May 20, 2016
HHS Issues Final Rule on Nondiscrimination in Health Programs
On May 13, 2016, the Department of Health and Human Services (HHS) Office for Civil Rights (OCR) issued the Final Rule titled “Nondiscrimination in Health Programs and Activities,” which prohibits discrimination under Section 1557 of the Affordable Care Act (ACA). HHS states that the purpose of this rule is to “help advance equity and reduce health disparities by protecting some of the populations that have been most vulnerable to discrimination in the health care context.” Specifically, under the rule, individuals may not be discriminated against in health care on the basis of race, color, age, national origin, disability, or sex.”
The protection from discrimination based on sex notably applies not only to an individual’s sex, but also to pregnancy, gender identity, and sex stereotyping. Section 1557 of the ACA, which is implemented by this rule, was the first federal civil rights law to broadly prohibit discrimination based on sex in federally funded health programs. (Prior civil rights laws overseen by OCR dealt generally with discrimination based on race, color, national origin, disability, or age; sex, however, has never been included on this list.)
Who is subject to this rule?
The scope of this rule is broad and specifically covers:
- All health care providers, health insurance issuers, employers, health care programs or activities that receive any Federal funding/financial assistance from HHS (e.g. Medicare Part A, student health plans, advanced premium tax credits, etc.)
- All Health Insurance Marketplaces (Federal and state) and issuers that participate in the Marketplaces; and
- Any health program administered by HHS.
What are the key provisions of the rule?
Generally, this rule implements Section 1557 of the ACA, which sought to expand upon existing Federal civil rights law by protecting, for the first time, sex discrimination in health care. Other provisions under this rule also require additional protections for individuals with disabilities as well as those who may be discriminated against based on national origin due to English not being their first language, for example. Specific protections addressed in the rule include but are not limited to the following:
- Women must be treated equally with men related to the health care they receive and the insurance they obtain.

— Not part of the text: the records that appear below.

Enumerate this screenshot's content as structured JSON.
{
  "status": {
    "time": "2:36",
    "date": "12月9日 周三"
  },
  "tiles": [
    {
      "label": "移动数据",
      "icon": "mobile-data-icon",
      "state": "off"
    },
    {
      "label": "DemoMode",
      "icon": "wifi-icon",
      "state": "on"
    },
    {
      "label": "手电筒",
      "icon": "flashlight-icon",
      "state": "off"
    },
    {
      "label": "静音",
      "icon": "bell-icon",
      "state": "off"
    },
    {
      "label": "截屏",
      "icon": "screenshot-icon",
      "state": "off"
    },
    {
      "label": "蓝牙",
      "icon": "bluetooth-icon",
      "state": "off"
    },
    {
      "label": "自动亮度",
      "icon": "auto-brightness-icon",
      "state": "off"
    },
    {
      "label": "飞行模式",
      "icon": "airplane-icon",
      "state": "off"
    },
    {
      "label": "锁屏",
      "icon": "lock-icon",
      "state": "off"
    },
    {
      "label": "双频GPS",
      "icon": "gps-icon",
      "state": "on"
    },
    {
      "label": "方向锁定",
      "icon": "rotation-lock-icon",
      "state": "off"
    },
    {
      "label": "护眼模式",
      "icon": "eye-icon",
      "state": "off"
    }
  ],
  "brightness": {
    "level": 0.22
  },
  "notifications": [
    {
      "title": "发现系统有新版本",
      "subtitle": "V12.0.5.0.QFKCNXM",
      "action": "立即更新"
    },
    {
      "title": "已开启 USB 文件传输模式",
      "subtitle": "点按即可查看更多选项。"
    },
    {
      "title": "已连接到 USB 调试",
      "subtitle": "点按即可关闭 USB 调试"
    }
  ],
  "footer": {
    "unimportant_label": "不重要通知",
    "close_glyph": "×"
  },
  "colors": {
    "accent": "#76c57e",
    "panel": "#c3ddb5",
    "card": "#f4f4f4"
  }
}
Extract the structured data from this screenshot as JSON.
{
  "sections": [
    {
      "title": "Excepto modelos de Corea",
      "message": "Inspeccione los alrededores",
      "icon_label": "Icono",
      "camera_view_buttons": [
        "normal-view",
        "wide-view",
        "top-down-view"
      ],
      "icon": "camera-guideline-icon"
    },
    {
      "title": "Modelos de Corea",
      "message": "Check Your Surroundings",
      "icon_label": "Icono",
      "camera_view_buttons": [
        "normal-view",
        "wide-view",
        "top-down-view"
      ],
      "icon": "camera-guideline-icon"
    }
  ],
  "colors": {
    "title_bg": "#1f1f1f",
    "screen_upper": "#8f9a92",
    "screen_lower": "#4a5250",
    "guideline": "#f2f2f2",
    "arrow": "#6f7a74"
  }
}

- Individuals may not be denied access to health care or coverage due to their sex. The term “sex” here includes pregnancy, gender identity, and sex stereotyping. This provision expands protection for transgender individuals, specifically, as one may not be denied services (or offered limited services) that are ordinarily or exclusively available to individuals of one gender due to the sex assigned to an individual at birth, or an individual’s gender identity or recorded gender. Additionally, categorical coverage exclusions or limitations for all health care services related to gender transition are considered discriminatory.
- Covered entities are required to take appropriate steps to ensure that communications with individuals with disabilities are as effective as communications with others. Such entities must also provide appropriate auxiliary aids and services to these individuals and notices confirming how such individuals can obtain aids and assistance with no charge and in a timely manner. These entities must also generally provide any programs and activities delivered through electronic or information technology to these individuals, unless a limited exception applies.
- Covered entities are required to take reasonable steps to provide meaningful access to individuals with limited English proficiency. Such entities must provide notices and “taglines” to their employees and the general public explaining how individuals who do not speak English may obtain language services. There are specific guidelines for these notices and taglines included in the rule. Additionally, covered entities are encouraged to develop and implement a language access plan.
When is the rule effective?
This Final Rule is effective July 18, 2016. However, any health plan that requires changes in benefit design to comply with this rule must comply instead by the first day of the plan or policy year beginning on or after January 1, 2017.
Additional information on this Final Rules can be found via the following links:
Full Text of HHS Final Rule
HHS Press Release
HHS Factsheets on Key Provisions in Final Rule:
- Protecting Individuals against Sex Discrimination
- Ensuring Meaningful Access for Individuals with Limited English Proficiency
- Ensuring Effective Communication with and Accessibility for Individuals with Disabilities
- Coverage of Health Insurance in Marketplaces and Other Health Plans
Source: Department of Health and Human Services (HHS.gov); CIGNA Informed on Reform
Please contact your AssuredPartners NL Benefits Team if you have questions or need assistance with these or other compliance matter
Information contained herein is for educational and/or informational purposes only. The information provided may change over time as the laws and regulations change. This information is not, nor is it intended to be, legal advice and each employer or client should seek their own legal counsel for guidance regarding individual situations.Share This: